### PROMPT
Return every entry exactly, except for any pictures.

### INFORMATION GIVEN
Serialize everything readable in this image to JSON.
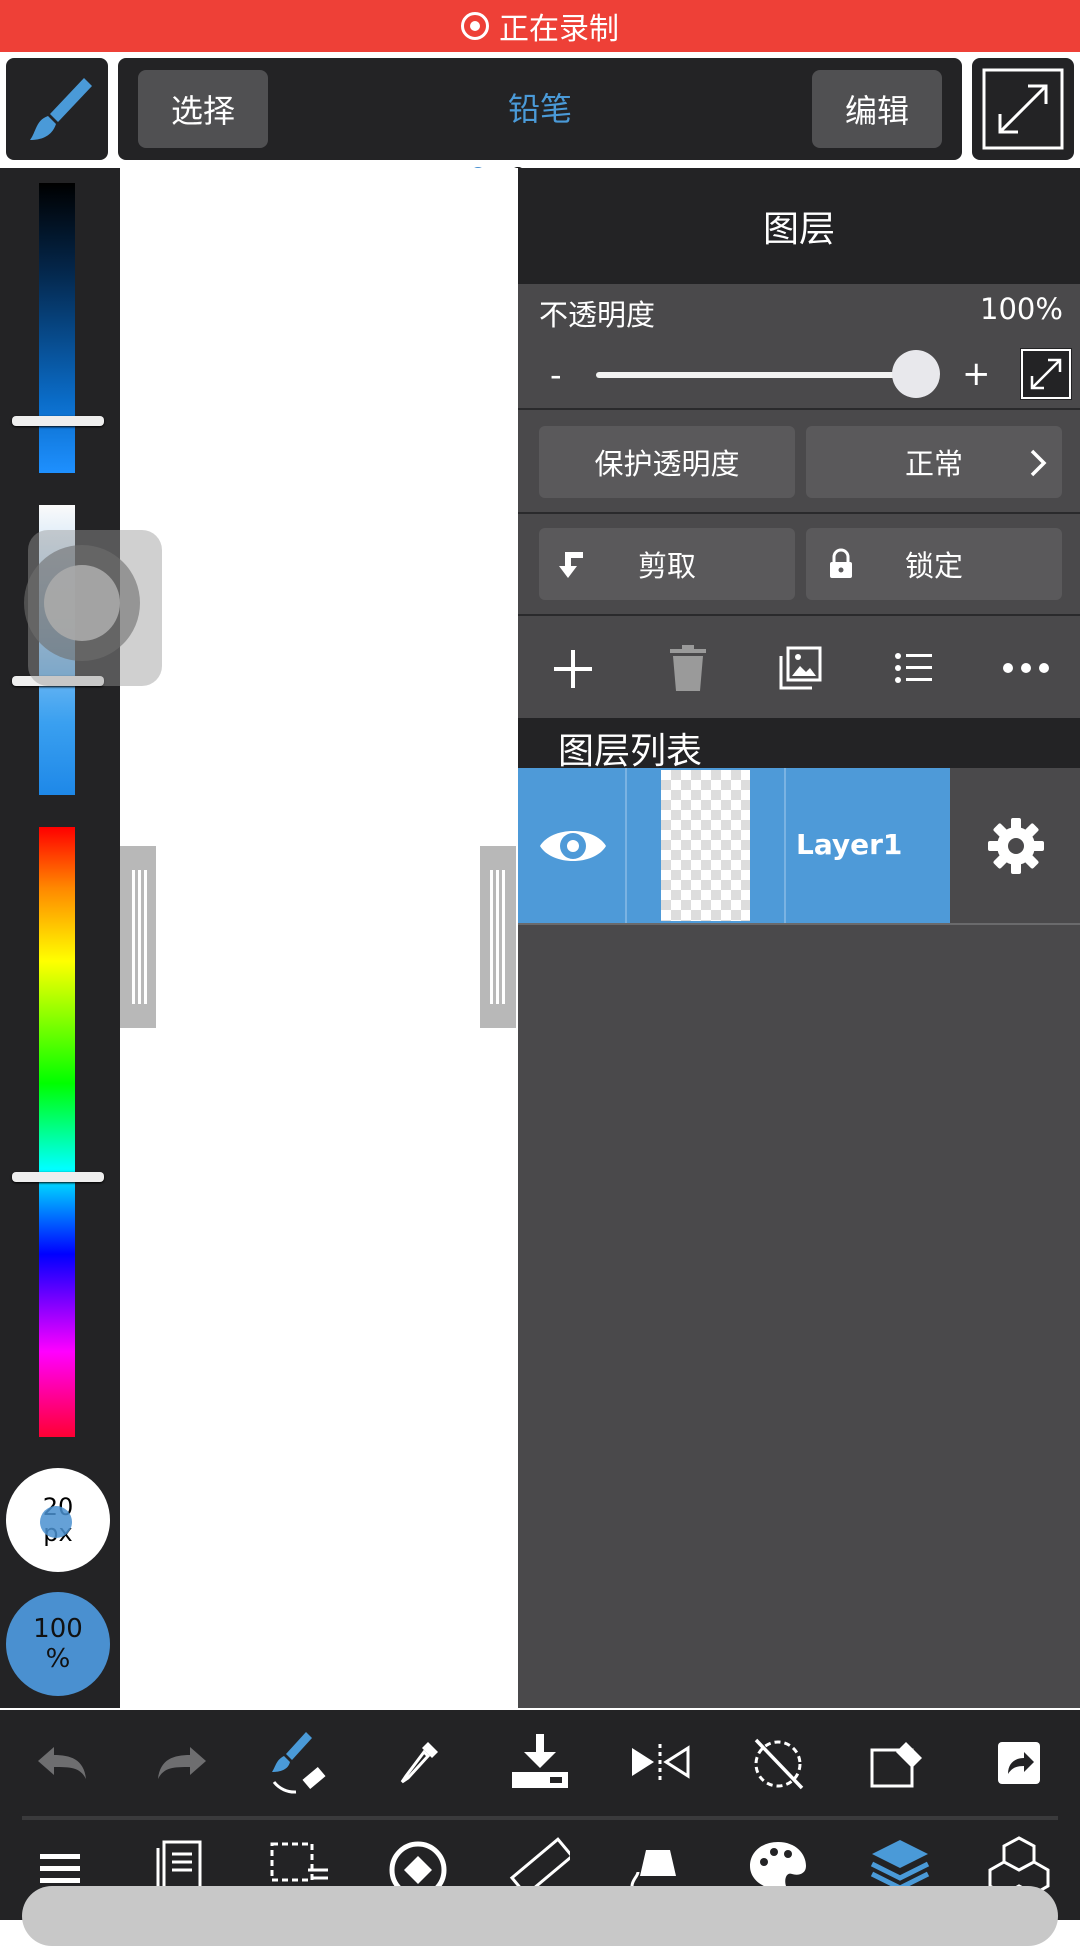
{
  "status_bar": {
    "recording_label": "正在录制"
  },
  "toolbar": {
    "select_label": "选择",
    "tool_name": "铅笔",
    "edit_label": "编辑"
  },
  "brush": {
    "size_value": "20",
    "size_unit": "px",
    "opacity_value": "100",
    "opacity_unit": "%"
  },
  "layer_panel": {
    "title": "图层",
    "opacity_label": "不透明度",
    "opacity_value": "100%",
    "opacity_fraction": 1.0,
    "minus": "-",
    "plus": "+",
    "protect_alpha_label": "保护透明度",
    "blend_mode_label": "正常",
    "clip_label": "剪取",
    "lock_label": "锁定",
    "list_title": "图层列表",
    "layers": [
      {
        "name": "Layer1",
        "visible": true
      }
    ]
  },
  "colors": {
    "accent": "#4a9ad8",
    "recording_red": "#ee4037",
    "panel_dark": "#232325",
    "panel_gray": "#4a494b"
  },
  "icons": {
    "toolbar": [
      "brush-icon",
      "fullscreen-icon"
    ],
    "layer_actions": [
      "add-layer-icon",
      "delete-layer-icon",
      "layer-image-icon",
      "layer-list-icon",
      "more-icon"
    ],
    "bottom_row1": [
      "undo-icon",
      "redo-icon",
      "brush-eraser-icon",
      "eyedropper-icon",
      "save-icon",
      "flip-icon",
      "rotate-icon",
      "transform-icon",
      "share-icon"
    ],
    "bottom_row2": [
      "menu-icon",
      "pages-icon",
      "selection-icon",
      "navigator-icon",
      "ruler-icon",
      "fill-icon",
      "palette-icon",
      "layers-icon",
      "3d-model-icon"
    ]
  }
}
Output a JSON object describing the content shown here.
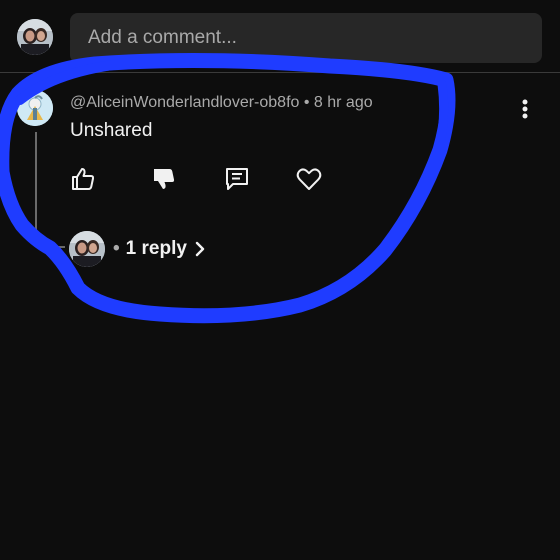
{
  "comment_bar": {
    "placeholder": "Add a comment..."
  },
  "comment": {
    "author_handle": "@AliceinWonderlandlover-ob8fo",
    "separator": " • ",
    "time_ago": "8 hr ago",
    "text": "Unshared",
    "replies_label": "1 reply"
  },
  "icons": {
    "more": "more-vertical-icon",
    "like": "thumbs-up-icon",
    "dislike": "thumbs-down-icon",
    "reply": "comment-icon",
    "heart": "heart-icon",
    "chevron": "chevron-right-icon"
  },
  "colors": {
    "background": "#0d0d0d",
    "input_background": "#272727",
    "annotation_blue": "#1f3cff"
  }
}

### RESPONSE BELOW
Serialize everything readable in this image to JSON.
{
  "status_bar": {
    "recording_label": "正在录制"
  },
  "toolbar": {
    "select_label": "选择",
    "tool_name": "铅笔",
    "edit_label": "编辑"
  },
  "brush": {
    "size_value": "20",
    "size_unit": "px",
    "opacity_value": "100",
    "opacity_unit": "%"
  },
  "layer_panel": {
    "title": "图层",
    "opacity_label": "不透明度",
    "opacity_value": "100%",
    "opacity_fraction": 1.0,
    "minus": "-",
    "plus": "+",
    "protect_alpha_label": "保护透明度",
    "blend_mode_label": "正常",
    "clip_label": "剪取",
    "lock_label": "锁定",
    "list_title": "图层列表",
    "layers": [
      {
        "name": "Layer1",
        "visible": true
      }
    ]
  },
  "colors": {
    "accent": "#4a9ad8",
    "recording_red": "#ee4037",
    "panel_dark": "#232325",
    "panel_gray": "#4a494b"
  },
  "icons": {
    "toolbar": [
      "brush-icon",
      "fullscreen-icon"
    ],
    "layer_actions": [
      "add-layer-icon",
      "delete-layer-icon",
      "layer-image-icon",
      "layer-list-icon",
      "more-icon"
    ],
    "bottom_row1": [
      "undo-icon",
      "redo-icon",
      "brush-eraser-icon",
      "eyedropper-icon",
      "save-icon",
      "flip-icon",
      "rotate-icon",
      "transform-icon",
      "share-icon"
    ],
    "bottom_row2": [
      "menu-icon",
      "pages-icon",
      "selection-icon",
      "navigator-icon",
      "ruler-icon",
      "fill-icon",
      "palette-icon",
      "layers-icon",
      "3d-model-icon"
    ]
  }
}
Output a JSON object describing the content shown here.
{
  "comment_bar": {
    "placeholder": "Add a comment..."
  },
  "comment": {
    "author_handle": "@AliceinWonderlandlover-ob8fo",
    "separator": " • ",
    "time_ago": "8 hr ago",
    "text": "Unshared",
    "replies_label": "1 reply"
  },
  "icons": {
    "more": "more-vertical-icon",
    "like": "thumbs-up-icon",
    "dislike": "thumbs-down-icon",
    "reply": "comment-icon",
    "heart": "heart-icon",
    "chevron": "chevron-right-icon"
  },
  "colors": {
    "background": "#0d0d0d",
    "input_background": "#272727",
    "annotation_blue": "#1f3cff"
  }
}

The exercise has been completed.